There are plenty of things you can do to maintain the good credit score you’ve worked so hard to build, and one excellent reason why you should care: money. A good credit score typically means lower interest rates, and that means more cash in the bank. It’ll also be easier for you to get loans and credit.
- Treat all of your debts equally when it comes time to pay
Your credit score takes into account both revolving debt (credit cards) and trade line or installment debt (mortgages). It doesn’t matter that your line of credit, for instance, has a lower interest rate, you shouldn’t prioritize other loans if it means neglecting that payment. Constantly having a balance on your credit cards can lower your score and hurt your chances for getting approved for loans or any other credit card accounts you may want to open.
- Keep old credit cards open to maintain the longer history
There are a few reasons why keeping old cards open can benefit your credit score, and one is the length of your credit history, which accounts for 10 percent of your score. This is especially important for older cards, because they give your credit report a longer record, and this is good.
- Consolidate cards to have fewer balances
Having a number of small balances spread out over several different cards may seem smart, but this approach can actually backfire if you overuse it. Instead, you’re better off paying these amounts down. A good way to improve your credit score is to eliminate nuisance balances. This is because having multiple cards with balances can lower your score rather than boost it. If you’re looking to pay off credit card debt quickly, consider a balance transfer card to consolidate all your monthly payments onto one card.
- Make sure you pay every bill on time, every time
Your payment history accounts for 35 percent of your credit score. If you have trouble keeping your bills in order and staying organized with payments, set up electronic billing and payment reminders to stay on top of your bills. If you’re terrible with being on time, you can set up auto payment plans through your bank or with your credit card to ensure that bills are paid for you, on time, every month.
- Try not to rack up the balance on your credit cards
If you have one credit card with a $1,000 limit and have a $500 balance, your credit utilization ratio is 50 percent. Aim for 30 percent or lower. The people with the best credit scores only use about 8 percent of their available credit.
- Keep an eye on your credit report and make a stink about errors
Errors on your credit report are more common than you might think. Luckily, you can keep an eye on them by taking advantage of the free yearly credit reports you’re entitled to from TransUnion, Experian, and Equifax. When you get the reports, go over them carefully to look for errors, and get on the horn right away to dispute ones you find.
- Avoid applying for new credit whenever possible
New credit applications account for 10 percent of your score. Each time you apply for credit that prompts a hard inquiry into your report, your score will take a hit. Unless it’s absolutely necessary, don’t apply for new credit cards or loans if you want to keep your score up.
- Make payments in full when possible, and otherwise pay at least the minimum
There are at least two reasons why you should never just pay the minimum on your cards, and one is because this is a terrible way to pay off debts. Paying just the minimum means even small debts could be stretched out over years, and this means exorbitant interest fees. However, if the minimum is all you can manage, make sure you pay at least that every month; otherwise you’ll have late or missed payments on your report for seven years.

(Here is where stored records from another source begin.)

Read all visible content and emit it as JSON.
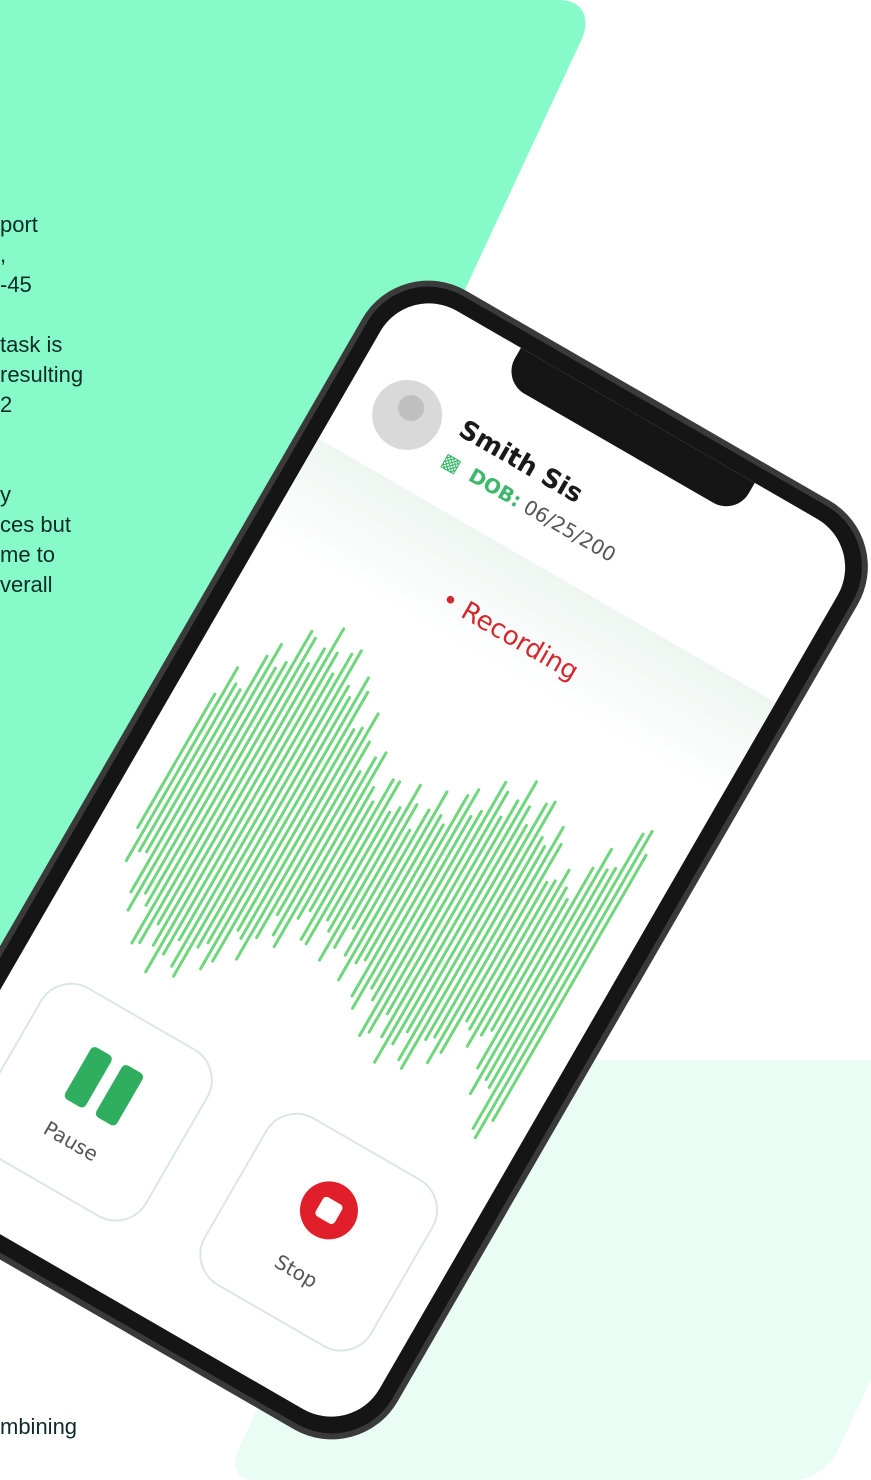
{
  "side_text_lines": [
    "port",
    ",",
    "-45",
    "",
    "task is",
    "resulting",
    "2",
    "",
    "",
    "y",
    "ces but",
    "me to",
    "verall"
  ],
  "bottom_text": "mbining",
  "patient": {
    "name": "Smith Sis",
    "dob_label": "DOB:",
    "dob_value": "06/25/200"
  },
  "status": {
    "recording_label": "• Recording"
  },
  "controls": {
    "pause_label": "Pause",
    "stop_label": "Stop"
  },
  "colors": {
    "panel": "#86fbc9",
    "waveform": "#6fd67c",
    "recording": "#d2282e",
    "pause_icon": "#2fae5f",
    "stop_icon": "#e01f2a"
  },
  "icons": [
    "avatar-icon",
    "cake-icon",
    "pause-icon",
    "stop-icon"
  ]
}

- Creditors are real people too, so contact them if you encounter problems
If anything should ever happen and you face financial troubles that could affect your ability to pay your bills, then call your creditors right away. Often, you’ll be able to arrange alternative payment solutions, negotiate a lower interest rate, or otherwise mitigate the situation.
- Live within your credit means and don’t exceed your limit
According to Wells Fargo, a 20/10 rule is a good rule of thumb for credit. Don’t let your credit card debt exceed more than 20 percent of your total yearly income after taxes. And each month, don’t have more than 10 percent of your monthly take-home pay in credit card payments.
- Chip away slowly to reduce your overall debt load
If you currently have debt of any kind, taking steps to eliminate it will gradually improve your credit score. Stop using your cards, make a budget, and start paying down your high-interest cards first while maintaining minimum payments on all the other debts.
- Get all your rate shopping done within a two-week period
To avoid having inquiries impact your score when you apply for a new loan, finish your rate shopping within two weeks because there’s a 30-day grace period during which inquiries won’t affect your score.
- Consider using a credit monitoring service
Credit monitoring services like Credit Sesame watch your credit daily for unexpected changes. On top of alerting you to dips or increases in your score, it can also serve as an early warning sign of identity fraud.
- Use credit boosting services
There are a couple of innovative ways of boosting your credit score, above and beyond the ordinary “pay on time” methods. On is Self-Lender, a company that helps you take out a loan and pay it off each month. Whenever you make a payment, they’ll report the good behavior to the credit bureaus and your credit score and profile will likely improve.
Another is Experian Boost, which allows you to include your positive payment history for utility bills and cell phone bill payments to your credit score – payments which otherwise would not affect your score at all. Best of all, the service is completely free.